"I will continue speaking with my cabinet colleagues, including the minister of national revenue, to ensure we are best assisting Veterans and all Canadians," O'Regan said in a written statement provided to CBC News.
For its part, the CRA said in an emailed statement, it is "wholeheartedly committed to ensuring that all Canadians receive the credits and benefits to which they are entitled, including the Disability Tax Credit."
The CRA says it is working to improve access to the tax credit to all those who are eligible by increasing outreach. The CRA says it also collaborates with other departments that provide disability benefits and credits, including veterans affairs.
Meanwhile, Hunter says when he discovered a psychologist had failed to submit paperwork for Lafortune's disability tax credit, he spoke to the CRA and it has agreed to hold off on garnishing his cheque.
But he worries about other veterans, struggling to cope with PTSD, who may not have someone to step in and help.
"The heartbreaking thing to me is how many guys do we lose to suicide or homelessness or drug addiction because they couldn't fight through this? he said.
For Joseph Lafortune, who is still haunted by his time in the military, it has been an overwhelming process — one that he hopes other veterans can avoid in the future.

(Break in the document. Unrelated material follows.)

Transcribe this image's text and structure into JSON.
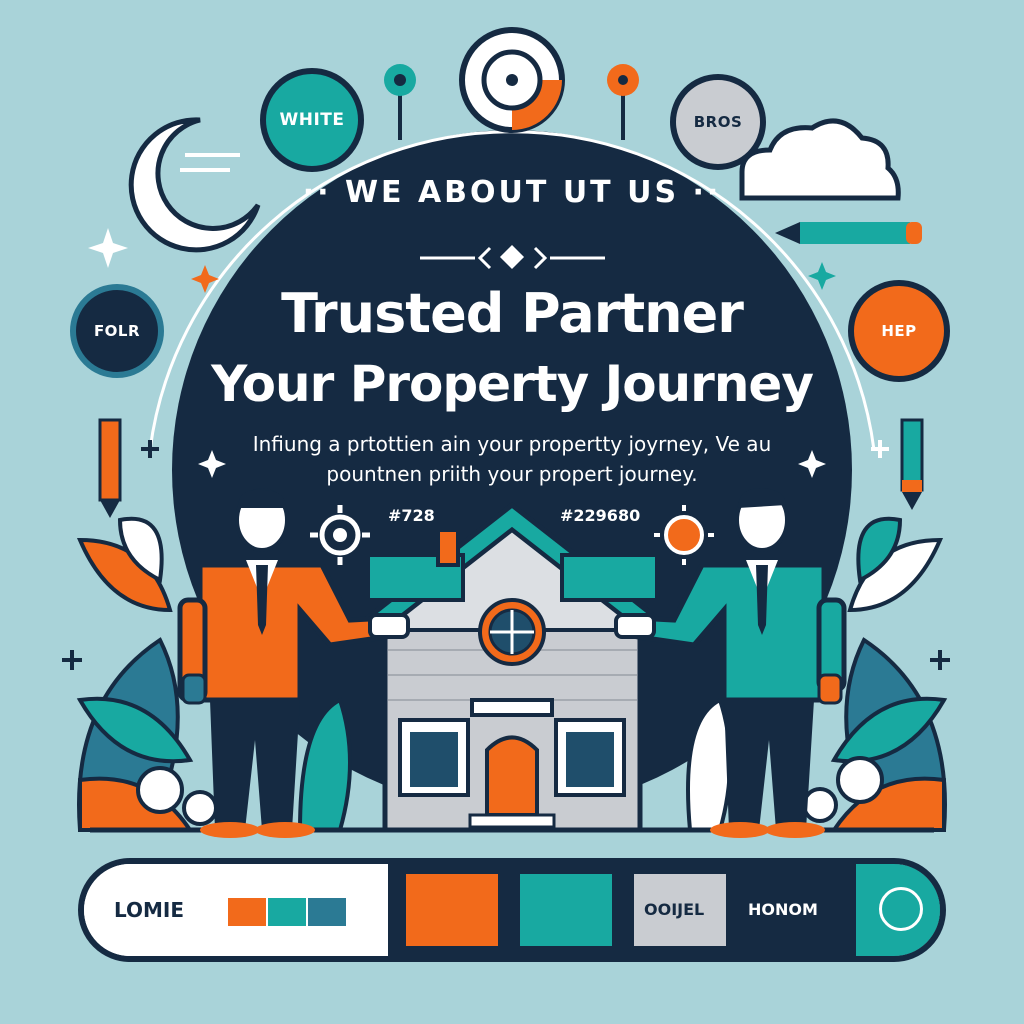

"They wonder why vets, why we take our lives," he said. "I gave everything to my country and it means nothing."